WASHINGTON — Computers could predict one’s chance of premature death more accurately than traditional approaches, according to a study recently published on scientific journal PLOS ONE.
Researchers from the British University of Nottingham have developed and tested a system of computer-based “machine learning” algorithms to predict the risk of early deaths due to chronic disease in a large middle-aged population.
This method uses computers to build new risk prediction models that take into account a wide range of demographic, biometric, clinical and lifestyle factors for each individual assessed, even their dietary consumption of fruit, vegetables and meat per day.
They found this artificial intelligence (AI) system was very accurate in its predictions and performed better than the current standard approach, known as the Cox model, developed by human experts.
The study recruited over 500,000 participants aged 40-69 from 2006 and 2010, and followed them up until 2016. During the 2006-2010 time period, nearly 14,500 people died, largely from cancer and other diseases.
The two machine-learning approaches, namely deep learning and random forest, correctly identified 76 percent and 64 percent of the premature deaths respectively. By comparison, the traditional Cox model identified only about 44 percent.
“There is currently intense interest in the potential to use ‘AI’ or ‘machine-learning’ to better predict health outcomes,” said University of Nottingham professor Joe Kai, one of the researchers of the study, in a statement.
“In some situations we may find it helps, in others it may not.
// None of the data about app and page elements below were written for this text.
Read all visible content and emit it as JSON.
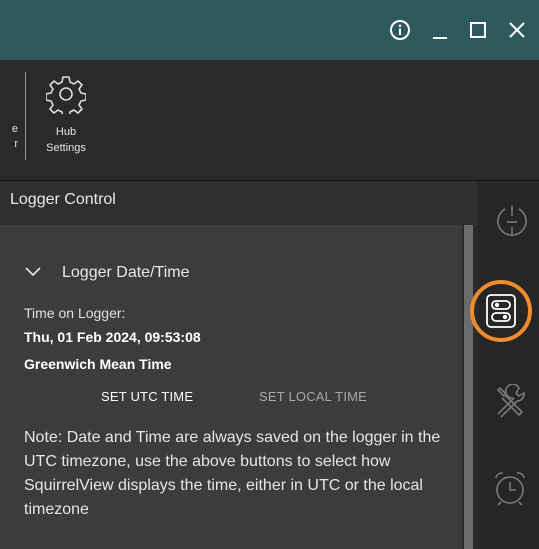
{
  "ribbon": {
    "partial_label": "e\nr",
    "hub_settings_label": "Hub\nSettings"
  },
  "panel": {
    "title": "Logger Control"
  },
  "section": {
    "title": "Logger Date/Time",
    "time_label": "Time on Logger:",
    "time_value": "Thu, 01 Feb 2024, 09:53:08",
    "timezone": "Greenwich Mean Time",
    "set_utc_label": "SET UTC TIME",
    "set_local_label": "SET LOCAL TIME",
    "note": "Note: Date and Time are always saved on the logger in the UTC timezone, use the above buttons to select how SquirrelView displays the time, either in UTC or the local timezone"
  },
  "colors": {
    "title_bar": "#2e5a5d",
    "highlight": "#f08c2e"
  },
  "icons": [
    "info-icon",
    "minimize-icon",
    "maximize-icon",
    "close-icon",
    "gear-icon",
    "chevron-down-icon",
    "gauge-icon",
    "logger-control-icon",
    "tools-icon",
    "alarm-clock-icon"
  ]
}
In this particular case, we have shown that with careful tuning, these algorithms can usefully improve prediction,” he said.
The Nottingham researchers predict that AI will play a vital part in the development of future tools capable of delivering personalized medicine, tailoring risk management to individual patients.